Article excerpt

Attending the Willow Creek "megachurch" outside Chicago on Sunday is like going to Soldiers Field to watch the Bears: Get ready for a crowd. Or, for that matter, don't expect to find easy seating next time mind-body guru Deepak Chopra gives a local lecture.

Set against a 30-year decline in traditional churchgoing, two very different popular religious movements are emerging in contemporary America - causing a mixture of curiosity and concern.

Today, many of those turning to faith and spirituality are finding themselves part of either a sprawling evangelical movement, like Willow Creek, which routinely draws 15,000 worshipers on a weekend, or are locating themselves somewhere in the spectrum of a set of "new

age" alternative beliefs and practices.

The movements underscore a shift in what many people today define as religion - and are drawing people for a variety of motives.

Jeff Twane, a lanky baby boomer, was an "unbelieving Catholic" until a few years ago. Now, inside a packed auditorium in Framingham, Mass., where he has traveled from Connecticut with two friends he met as part of the "Promise Keepers" Christian men's movement, he looks forward to three 10-hour days of intensive singing and praying and "feeling the power of the Lord."

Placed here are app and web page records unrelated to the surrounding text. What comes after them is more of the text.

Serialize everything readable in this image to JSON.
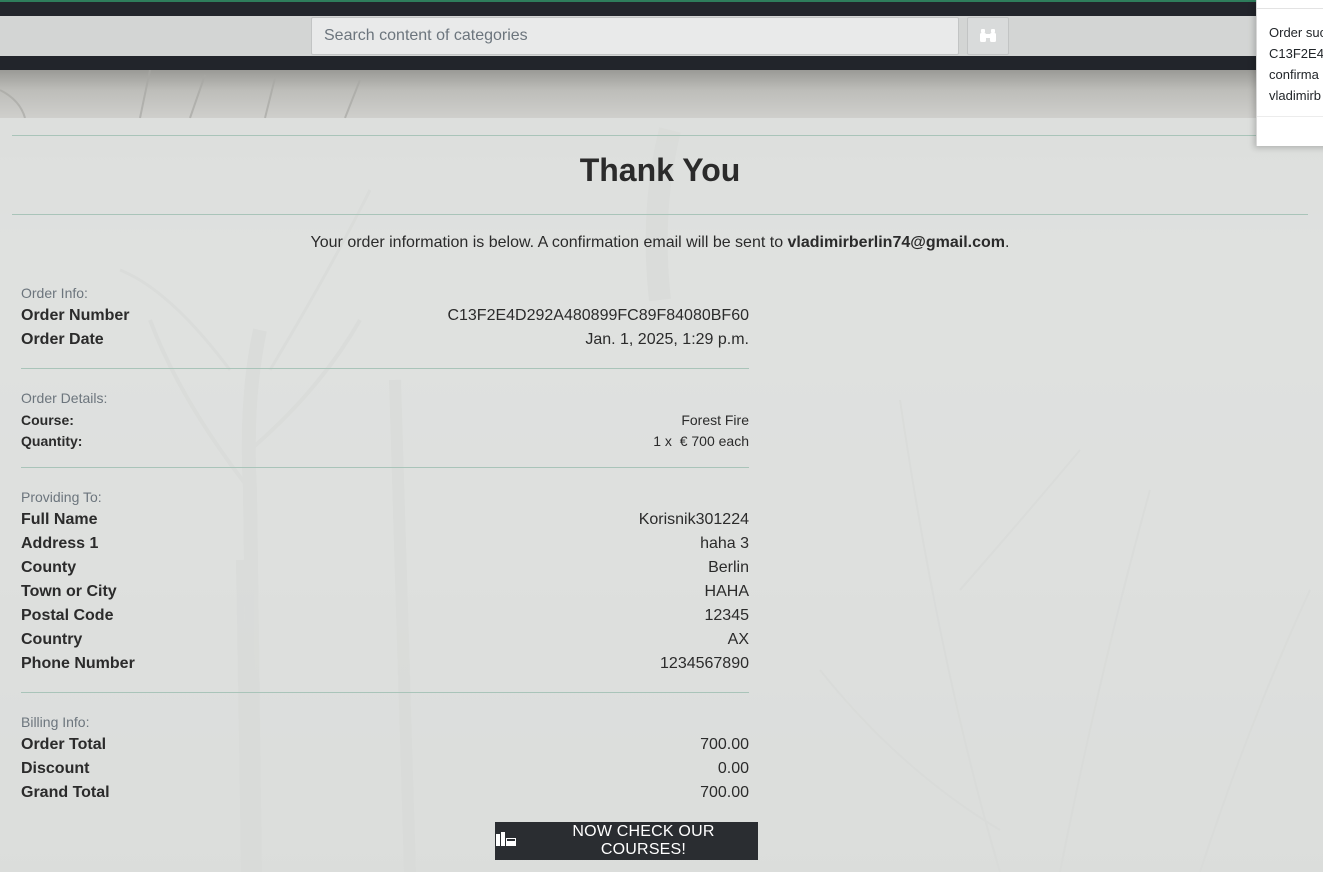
{
  "search": {
    "placeholder": "Search content of categories"
  },
  "page": {
    "title": "Thank You",
    "intro_prefix": "Your order information is below. A confirmation email will be sent to ",
    "intro_email": "vladimirberlin74@gmail.com",
    "intro_suffix": "."
  },
  "order_info": {
    "label": "Order Info:",
    "rows": [
      {
        "key": "Order Number",
        "value": "C13F2E4D292A480899FC89F84080BF60"
      },
      {
        "key": "Order Date",
        "value": "Jan. 1, 2025, 1:29 p.m."
      }
    ]
  },
  "order_details": {
    "label": "Order Details:",
    "rows": [
      {
        "key": "Course:",
        "value": "Forest Fire"
      },
      {
        "key": "Quantity:",
        "value": "1 x  € 700 each"
      }
    ]
  },
  "providing_to": {
    "label": "Providing To:",
    "rows": [
      {
        "key": "Full Name",
        "value": "Korisnik301224"
      },
      {
        "key": "Address 1",
        "value": "haha 3"
      },
      {
        "key": "County",
        "value": "Berlin"
      },
      {
        "key": "Town or City",
        "value": "HAHA"
      },
      {
        "key": "Postal Code",
        "value": "12345"
      },
      {
        "key": "Country",
        "value": "AX"
      },
      {
        "key": "Phone Number",
        "value": "1234567890"
      }
    ]
  },
  "billing_info": {
    "label": "Billing Info:",
    "rows": [
      {
        "key": "Order Total",
        "value": "700.00"
      },
      {
        "key": "Discount",
        "value": "0.00"
      },
      {
        "key": "Grand Total",
        "value": "700.00"
      }
    ]
  },
  "cta": {
    "label": "NOW CHECK OUR COURSES!"
  },
  "toast": {
    "lines": [
      "Order suc",
      "C13F2E4I",
      "confirma",
      "vladimirb"
    ]
  },
  "icons": {
    "search_button": "binoculars-icon",
    "cta": "courses-icon"
  },
  "colors": {
    "top_bar": "#22252b",
    "accent_line": "#2e7d5b",
    "cta_bg": "#2a2d31",
    "divider": "#a9c4b9"
  }
}
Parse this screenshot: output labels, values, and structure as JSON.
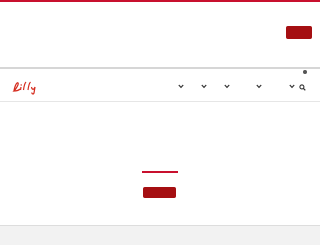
{
  "banner": {
    "button_label": ""
  },
  "navbar": {
    "logo_text": "Lilly",
    "menu_items": [
      {
        "label": "",
        "icon": "chevron-down-icon"
      },
      {
        "label": "",
        "icon": "chevron-down-icon"
      },
      {
        "label": "",
        "icon": "chevron-down-icon"
      },
      {
        "label": "",
        "icon": "chevron-down-icon"
      },
      {
        "label": "",
        "icon": "chevron-down-icon"
      }
    ],
    "search_icon": "search-icon"
  },
  "hero": {
    "button_label": ""
  },
  "colors": {
    "brand_red": "#c8102e",
    "button_red": "#a50f12",
    "logo_red": "#d52b1e",
    "divider_gray": "#d6d6d6",
    "footer_gray": "#f2f2f2"
  }
}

Judith Reed stopped going to her Protestant church after exploring a variety of "new age" ideas. She read H. Scott Peck's "The Road Less Travelled," and Joseph Campbell's "The Power of Myth," and now attends a variety of workshops in the San Francisco Bay Area that "put me in touch with a variety of spiritual traditions. I don't think God exists in just one faith."

Many believe, few attend

Mr. Twain and Ms. Reed point up a dichotomy in contemporary culture: While Americans say in large numbers they believe in God, most mainline denominations have been experiencing a decline in membership for decades. Recent surveys show that 70 to 90 percent of Americans have some faith in God; 40 percent attend church or temples on a regular basis.

The result is a confusing picture of the religious scene. Much of the change is among the 76 million baby boomers born between 1946 and 1962. A 1993 study by Wade Clark Roof of the University of California at Santa Barbara showed 60 percent of the nation's baby boomers were on a spiritual search that often left their traditional faith behind. "New age and evangelical are the terms we're using to describe what has essentially become a culture of spiritual quest," he says. "People today are on a quest rather than in search of faith. They are walking, exploring, experimenting; they want to know the options. The quest itself has become in a sense a religious style."

Today's evangelicalism is not the "holy rolling" Southern Pentacostals of the 1950s, the "Jesus people movement" the more conventional Southern Baptist strain.

Rather, evangelicalism, which stresses expressive services, strong fervency, and close-knit communities, has become more mainstream. Followers include both "unchurched" Americans, and those in many large mainline "megachurch" congregations, also known as "seeker churches." A number of mainline churches ranging from Presbyterians to Episocopals, have, in response, transformed their services - using rock music, video, and theatrical shows to appeal to a younger audience.

Growth is also found in new evangelical subcultures, such as the Vineyard Movement and the Calvary Chapel churches, both charismatic movements spawning "plantings" nationwide.

The new age movement, which originated in the 1960s as a blend of Eastern and Western mystical traditions, has evolved into a host of holistic healing, natural child birth, new physics, and "earth-centered" alternative approaches. Unlike even the loosely organized evangelical faiths, such alternative forms of spirituality are manifest more as an influence on religion, psychology, science, and education rather than as an organization. …